Saturday, May 3, 2008

39. Pibgorn Rep: A Midsummer Night's Dream by William Shakespeare, adapted by Brooke McEldowney

#39



Title: Pibgorn Rep: A Midsummer Night's Dream
Series: Pibgorn
Authors: William Shakespeare, adapted by Brooke McEldowney
Copyright: 2008
Pages: 175
Publisher: Pib Press
Format: Paperback
Rating: 5/5 stars
Finished: 5-3-08

Pibgorn Rep: A Midsummer Night's Dream is William Shakespeare's play told through the eyes and visuals of Brooke McEldowney. McEldowney is the creator and writer/illustrator of the daily comic strip 9 Chickweed Lane and the online Comic strip Pibgorn. I truly think that McEldowney may be one of the funniest, wittiest and smartest writers doing comic strips today. I regularly read both comics online, and it's not a day that goes by that I'm not thoroughly entertained.

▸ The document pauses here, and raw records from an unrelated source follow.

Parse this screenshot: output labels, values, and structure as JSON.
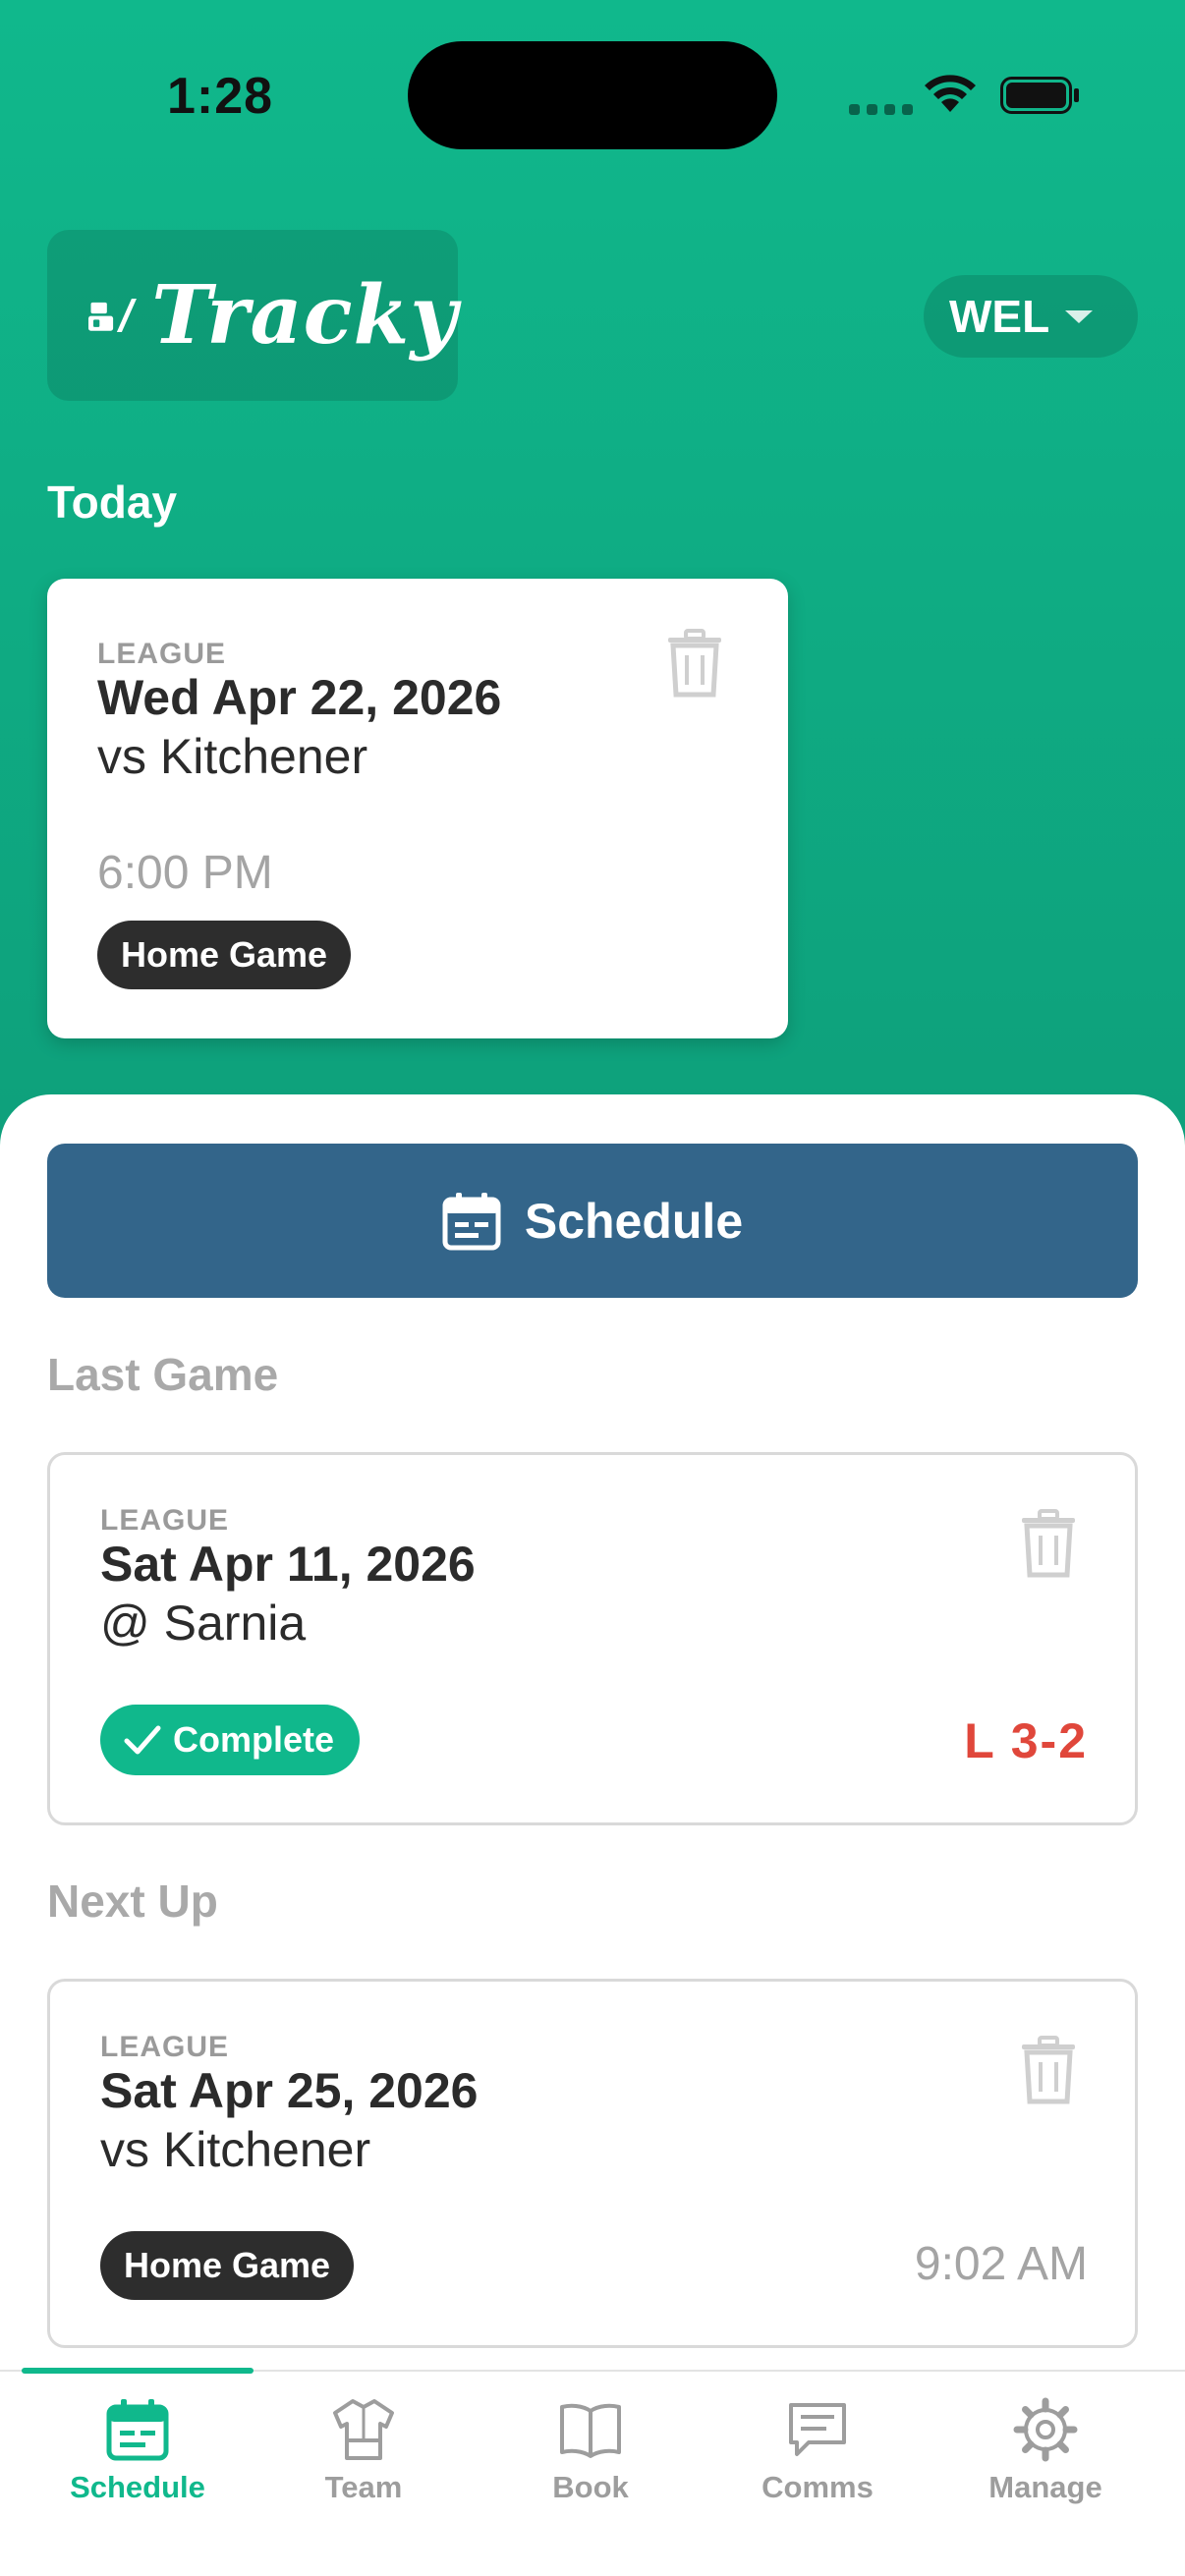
{
  "status_bar": {
    "time": "1:28"
  },
  "header": {
    "app_name": "Tracky",
    "team_code": "WEL"
  },
  "today": {
    "label": "Today",
    "game": {
      "type": "LEAGUE",
      "date": "Wed Apr 22, 2026",
      "opponent": "vs Kitchener",
      "time": "6:00 PM",
      "badge": "Home Game"
    }
  },
  "schedule_button": {
    "label": "Schedule"
  },
  "last_game": {
    "label": "Last Game",
    "game": {
      "type": "LEAGUE",
      "date": "Sat Apr 11, 2026",
      "opponent": "@ Sarnia",
      "status": "Complete",
      "result": "L 3-2"
    }
  },
  "next_up": {
    "label": "Next Up",
    "game": {
      "type": "LEAGUE",
      "date": "Sat Apr 25, 2026",
      "opponent": "vs Kitchener",
      "badge": "Home Game",
      "time": "9:02 AM"
    }
  },
  "tabs": [
    {
      "label": "Schedule",
      "icon": "calendar-icon",
      "active": true
    },
    {
      "label": "Team",
      "icon": "jersey-icon",
      "active": false
    },
    {
      "label": "Book",
      "icon": "book-icon",
      "active": false
    },
    {
      "label": "Comms",
      "icon": "message-icon",
      "active": false
    },
    {
      "label": "Manage",
      "icon": "gear-icon",
      "active": false
    }
  ],
  "colors": {
    "brand_green": "#10b88c",
    "schedule_blue": "#33658a",
    "loss_red": "#e0473b"
  }
}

I had read 9 Chickweed Lane years ago when I lived in Florida, and our local paper ran the strips. I can't be sure, but I think I read it from the very first strip. When I moved to Michigan, I lost track of the strip (I don't think it was run in the papers here). Within the last couple of months, I rediscovered the daily joy of 9 Chickweed Lane online, and by association, discovered McEldowney's other online-exclusive strip, Pibgorn, a fairy and her adventures. I've missed quite a bit of the beginning of Pibgorn, but as luck would have it, McEldowney, through his Pib Press, recently published the very first strips in a collection, Pibgorn: the Girl in the Coffee Cup. I was instantly enamored. I dashed off an email to the lovely people at Pib Press inquiring about further editions of either Pibgorn or 9 Chickweed Lane and was informed to be on the lookout for A Midsummer Night's Dream, which has now been recently published.

This is a real treat; a little candy confection of Shakespearean fun, told through McEldowney's fluid, organic line drawings. Taking a mix of characters from both strips, and changing character's sexes where appropriate for his telling (for instance, Egeus, Hermia's father, has become Egea, her mother and the acting troupe of Pyramus and Thisby are now chorus girls), and with slight changes in the text (in his foreword, McEldowney explains that what is appealing for stage is not always so in the printed word, so some soliloquies were left out of his edition), McEldowney has taken Shakespeare's play and reworked it into a 1930's fashioned gangster presentation.

And it works.

McEldowney has kept true to the story, the words and the essence of Shakespeare's play, and has added his own visual flair, creating a refreshing and just plain fun version of A Midsummer Night's Dream. If you are interested in acquiring a copy of your own, you can contact the fine people at pibpress@verizon.net, provide them with your zip code and how many copies you would like, and they will let you know a cost. (No, I am in no way affiliated with Pib Press, but I feel that if enough people are introduced to the joy that is McEldowney's work, perhaps we will be smiled upon and more of his strips will be published in collected editions. It's purely selfish reasons for this, as I would love to have more collected editions, but I also feel that most people may not have heard of him before, and he's worth reading.)

1 comment:

mike weber/fairportfan said...

I've recently read that it's common to do the sex change McEldowney did and make Egeus (or however you spell it) Egea these days.

the biggest change - well, making Titania bisexual was pretty big, too - is in making an infant an adult gigolo...